WASHINGTON (AP) The government is delaying a planned auction of wireless licenses that are ideal for delivering high-speed Internet, video and other features to telephones and handheld devices.
The Federal Communications Commission said Wednesday it will push back the auction, scheduled for September, so the agency can address questions raised by several parties.
The auction involves frequencies now used by broadcasters still operating on channels 60 through 69. As they make the switch from analog to digital television, broadcasters eventually will give back those higher number channels to the FCC and will occupy only channels 2 through 51.
Broadcasters have until 2006 or when digital TV reaches 85 percent of the market, whichever is later, to return their analog channels to the government. In the meantime, they will continue to broadcast in two channels one analog and one digital so consumers still can get a signal even if they do not have a digital television.
By law, the commission must start to sell off the airwaves space above channel 51 even before the broadcasters clear out.
Wireless carriers are expected to bid aggressively for the licenses, even though some may have to wait before they can begin using it.
Those slices of the airwaves also are ideal for transmitting large amounts of data and video to handheld devices and cell phones.
The wireless industrys top trade group applauded the commissions action, saying it would give their companies greater certainty about when those frequencies will be clear for them to offer new services.
Broadcaster Paxson Communications Corp., which owns a number of stations operating on channels 60-69, also said it was pleased by the delay.
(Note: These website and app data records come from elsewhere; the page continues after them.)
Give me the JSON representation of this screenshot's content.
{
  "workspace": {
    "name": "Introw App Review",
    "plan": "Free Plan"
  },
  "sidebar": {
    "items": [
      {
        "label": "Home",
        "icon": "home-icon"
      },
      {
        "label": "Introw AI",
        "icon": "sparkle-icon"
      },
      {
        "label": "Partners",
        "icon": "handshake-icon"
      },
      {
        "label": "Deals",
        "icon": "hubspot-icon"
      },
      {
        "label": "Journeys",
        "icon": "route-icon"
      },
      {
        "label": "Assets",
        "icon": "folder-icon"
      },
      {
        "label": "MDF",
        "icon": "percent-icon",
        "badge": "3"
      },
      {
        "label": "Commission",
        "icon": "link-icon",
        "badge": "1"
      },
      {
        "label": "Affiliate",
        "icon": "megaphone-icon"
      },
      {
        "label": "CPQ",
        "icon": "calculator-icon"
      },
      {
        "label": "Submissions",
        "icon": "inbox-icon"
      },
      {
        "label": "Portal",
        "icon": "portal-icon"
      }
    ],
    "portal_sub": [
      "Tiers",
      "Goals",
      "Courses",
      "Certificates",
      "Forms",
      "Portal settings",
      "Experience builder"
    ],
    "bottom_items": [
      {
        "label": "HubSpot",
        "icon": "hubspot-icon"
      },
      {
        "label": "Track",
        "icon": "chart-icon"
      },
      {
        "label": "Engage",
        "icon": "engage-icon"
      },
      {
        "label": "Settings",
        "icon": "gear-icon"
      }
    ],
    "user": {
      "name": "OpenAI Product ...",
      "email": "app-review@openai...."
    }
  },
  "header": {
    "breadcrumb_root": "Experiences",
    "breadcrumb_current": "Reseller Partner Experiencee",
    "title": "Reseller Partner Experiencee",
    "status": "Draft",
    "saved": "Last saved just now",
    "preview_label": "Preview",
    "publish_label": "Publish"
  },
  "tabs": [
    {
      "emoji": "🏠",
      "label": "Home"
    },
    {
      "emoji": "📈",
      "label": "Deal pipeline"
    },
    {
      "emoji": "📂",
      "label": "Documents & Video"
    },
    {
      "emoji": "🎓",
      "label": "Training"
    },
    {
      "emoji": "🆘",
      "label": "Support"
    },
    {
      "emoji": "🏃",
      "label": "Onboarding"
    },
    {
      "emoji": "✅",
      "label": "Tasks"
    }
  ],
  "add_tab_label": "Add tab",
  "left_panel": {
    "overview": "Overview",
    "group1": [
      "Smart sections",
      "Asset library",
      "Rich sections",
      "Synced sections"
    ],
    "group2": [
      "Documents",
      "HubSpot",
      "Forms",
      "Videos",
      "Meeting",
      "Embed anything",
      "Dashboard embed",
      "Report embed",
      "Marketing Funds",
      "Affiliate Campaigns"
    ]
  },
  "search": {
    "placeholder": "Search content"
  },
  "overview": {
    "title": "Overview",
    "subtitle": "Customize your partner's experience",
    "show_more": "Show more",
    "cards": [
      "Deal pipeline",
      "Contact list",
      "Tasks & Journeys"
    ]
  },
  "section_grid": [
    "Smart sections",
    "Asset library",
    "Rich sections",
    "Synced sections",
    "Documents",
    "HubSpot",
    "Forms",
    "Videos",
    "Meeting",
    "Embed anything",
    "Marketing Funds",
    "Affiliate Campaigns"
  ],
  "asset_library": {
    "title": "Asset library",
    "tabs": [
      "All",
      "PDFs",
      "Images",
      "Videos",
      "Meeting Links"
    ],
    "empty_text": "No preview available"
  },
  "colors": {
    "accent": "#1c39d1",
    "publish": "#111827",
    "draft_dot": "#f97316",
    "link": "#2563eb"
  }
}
The move will give the FCC time to consider questions about how broadcasters will be compensated for quickly moving out of their channels, the company said.
Federal Communications Commission site: http://www.fcc.gov
Copyright © 2001, Associated Press. All rights reserved. This material may not be published, broadcast, rewritten, or redistributed.